## WHAT TO PRODUCE
Go through the entries below. Copy out every line that contains "text".

Items from a data source
_ _ _ _ _ _ _
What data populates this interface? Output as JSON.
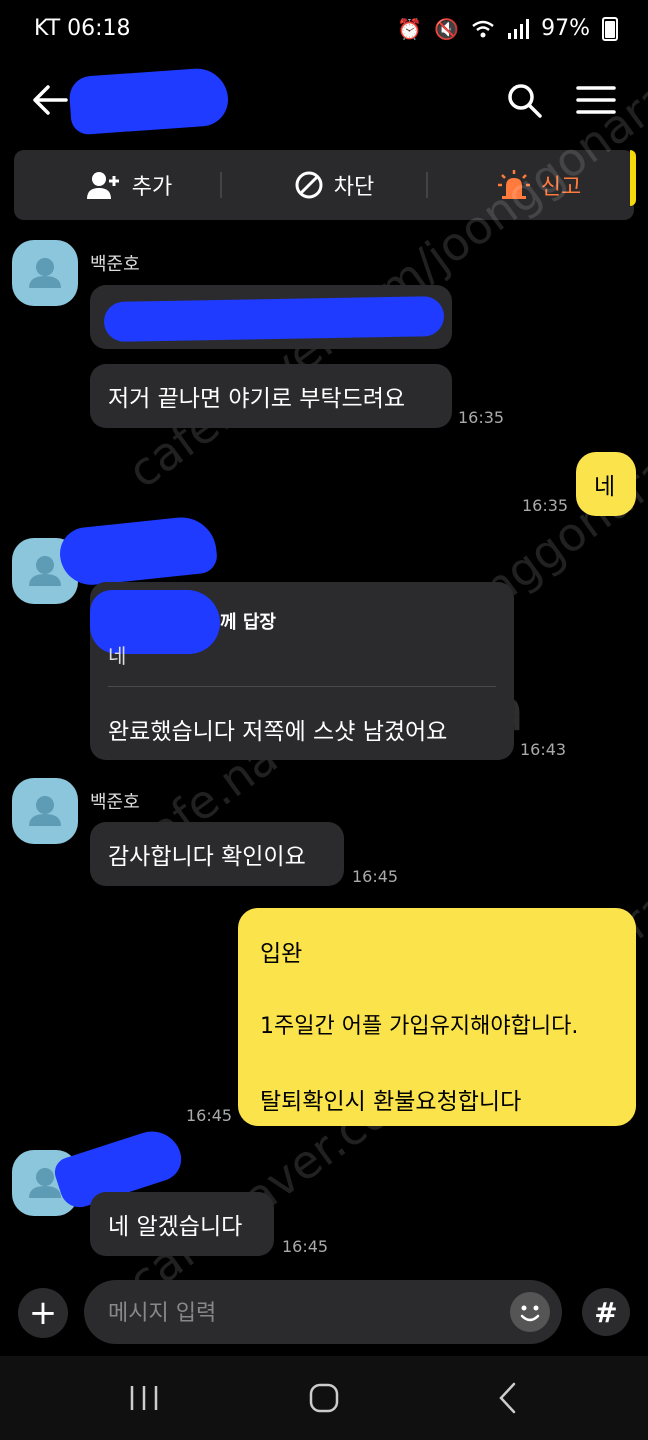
{
  "status": {
    "carrier_time": "KT 06:18",
    "battery": "97%"
  },
  "header": {
    "title": ""
  },
  "actions": {
    "add": "추가",
    "block": "차단",
    "report": "신고"
  },
  "messages": {
    "m1": {
      "sender": "백준호",
      "text": "저거 끝나면 야기로 부탁드려요",
      "time": "16:35"
    },
    "m2": {
      "text": "네",
      "time": "16:35"
    },
    "m3": {
      "reply_header": "께 답장",
      "reply_quote": "네",
      "text": "완료했습니다 저쪽에 스샷 남겼어요",
      "time": "16:43"
    },
    "m4": {
      "sender": "백준호",
      "text": "감사합니다 확인이요",
      "time": "16:45"
    },
    "m5": {
      "line1": "입완",
      "line2": "1주일간 어플 가입유지해야합니다.",
      "line3": "탈퇴확인시 환불요청합니다",
      "time": "16:45"
    },
    "m6": {
      "text": "네 알겠습니다",
      "time": "16:45"
    }
  },
  "input": {
    "placeholder": "메시지 입력"
  },
  "watermark": {
    "site": "cafe.naver.com/joonggonara",
    "logo": "joonggonara"
  },
  "colors": {
    "my_bubble": "#fbe44b",
    "their_bubble": "#2b2b2d",
    "report_accent": "#ff7a3d",
    "avatar": "#8cc6dc",
    "redaction": "#1f3bff"
  }
}
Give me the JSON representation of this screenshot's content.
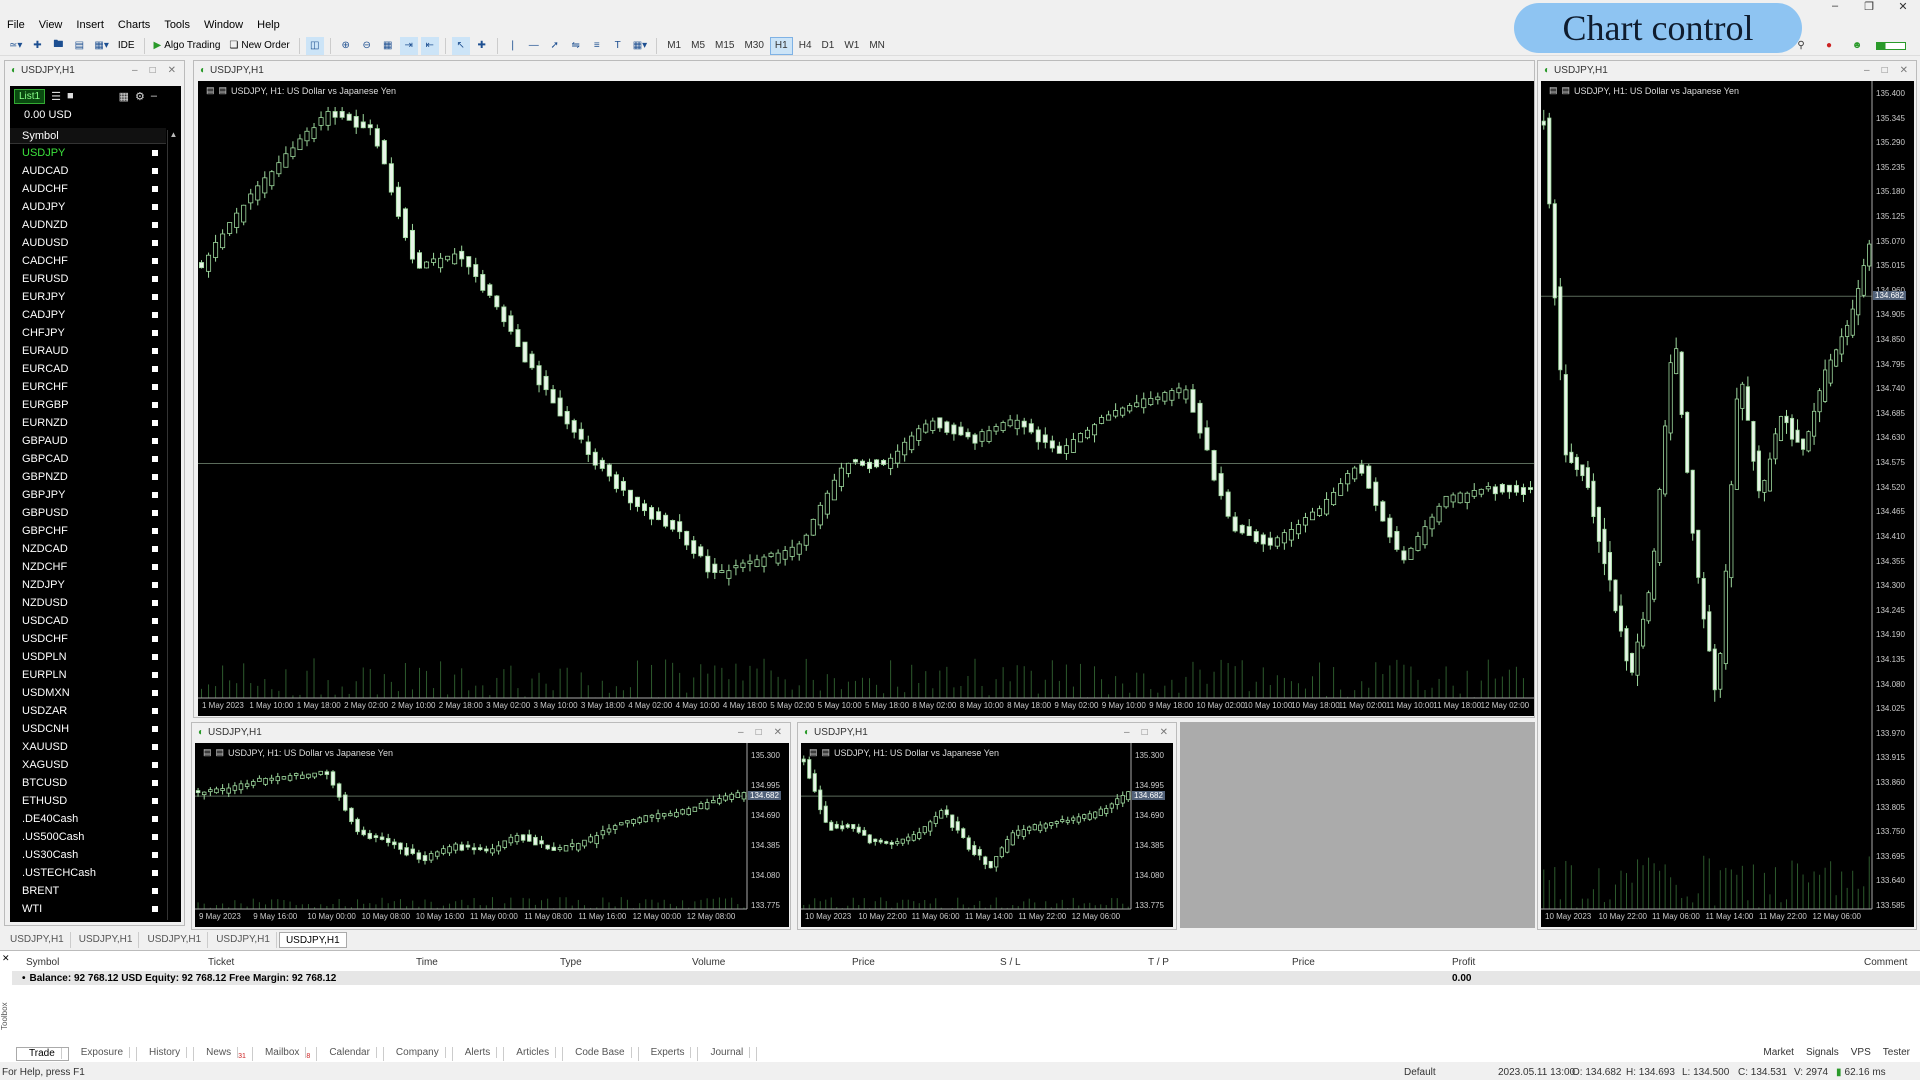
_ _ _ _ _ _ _
## THE ANSWER
      "text": "저거 끝나면 야기로 부탁드려요",
      "text": "네",
      "text": "완료했습니다 저쪽에 스샷 남겼어요",
      "text": "감사합니다 확인이요",
      "text": "네 알겠습니다",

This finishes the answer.